Many factors can lead to cholesterol buildup inside your blood vessels, leading to impediments in your blood circulation. Conditions such as hypothyroidism, diabetes, kidney disease, liver problems, and obesity can cause your arteries to clog up.
But just because you do not suffer from the above-mentioned conditions, it doesn’t mean that you’re safe from the wrath of cholesterol buildups. You can be a skinny, healthy-looking person, but if your diet is low in fiber, antioxidants, and essential nutrients, and at the same time packed with saturated fats, you’re very likely to develop symptoms of high blood pressure. Skipping out on your exercise and indulging in harmful vices such as smoking or alcohol consumption can also bring you on the dangerous path of high cholesterol levels.
Drugs against High Cholesterol Levels
There are many drugs that were specially created for individuals to treat high blood pressure and elevated cholesterol levels. They contain active substances that help prevent your body from producing more cholesterol. At the same time, the drugs also lead to the absorption of the existing cholesterol, transferring it in the tissue and preventing your arteries from getting clogged again.
These medicines may be effective, we agree.
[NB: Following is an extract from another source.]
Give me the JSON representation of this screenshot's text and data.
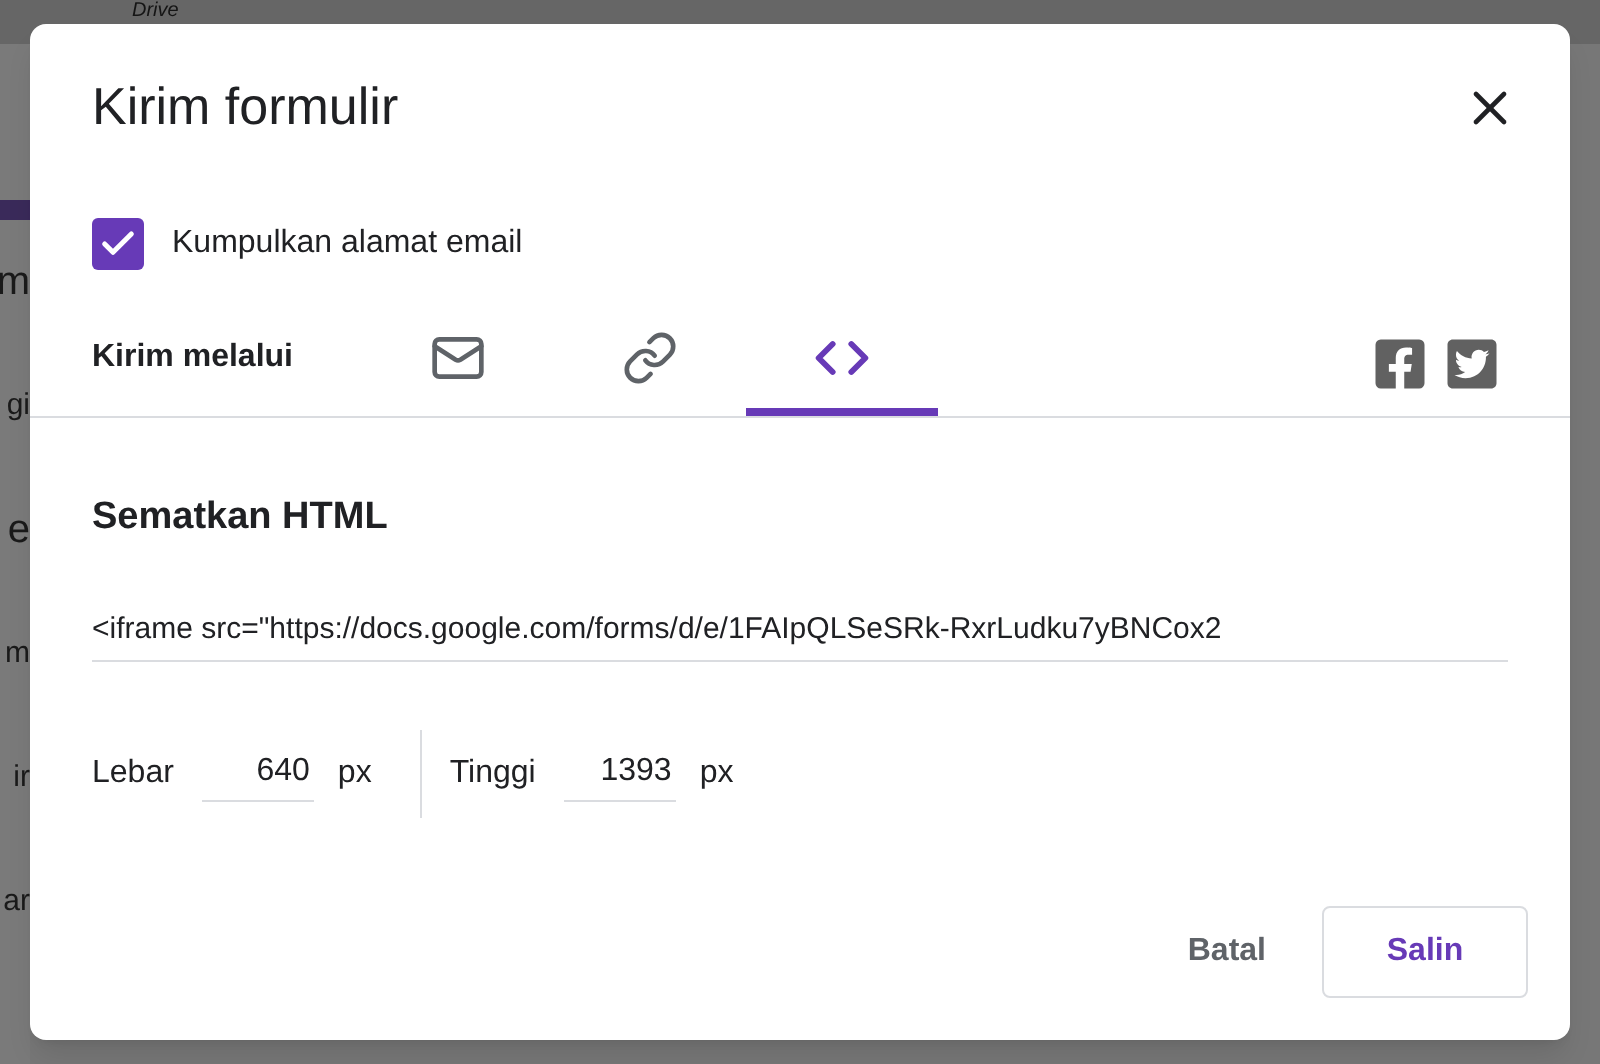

But like any other processed drugs, the individual will be predisposed to side effects, the benefits being outweighed by the bad things they bring. One of the most common side effects of drugs meant to lower you cholesterol levels is expressed by muscle pain, but also flushing and skin rashes. Since the medicine is in itself rather strong, it is not uncommon to experience stomach problems either. While these drugs may be lowering your cholesterol levels, they may end up increasing your blood sugar as well – which is not exactly good news for people with diabetes. People have also claimed to experience neurological problems, but also kidney and liver damage as a side effect.
If you are one of those people diagnosed with high cholesterol levels and high blood pressure, your doctor may ask you to make certain changes in your lifestyle. In order to prevent you from experiencing side effects which will just make your condition worse, you might want to follow these pieces of advice.
- Add more veggies and fruits in your diet.
- Cut down foods rich in sugar, sodium, and saturated fats.
- Add healthy fats to your diet (seeds, nuts and fish).
- Exercise for at least 20 minutes every day, including cardiovascular exercises in your routine.
- Get you full night’s sleep in order to reduce your stress levels.
- Quit alcohol abuse and smoking.
Depending on how severe your problems are, you may also be prescribed medicine to lower your cholesterol levels. However, due to the multitude of side effects, you may want to consider some alternative options as well. Recipes like a garlic and lemon tonic can help lower your blood pressure and cholesterol levels, helping you to lead a healthy life without the risk of harming your system.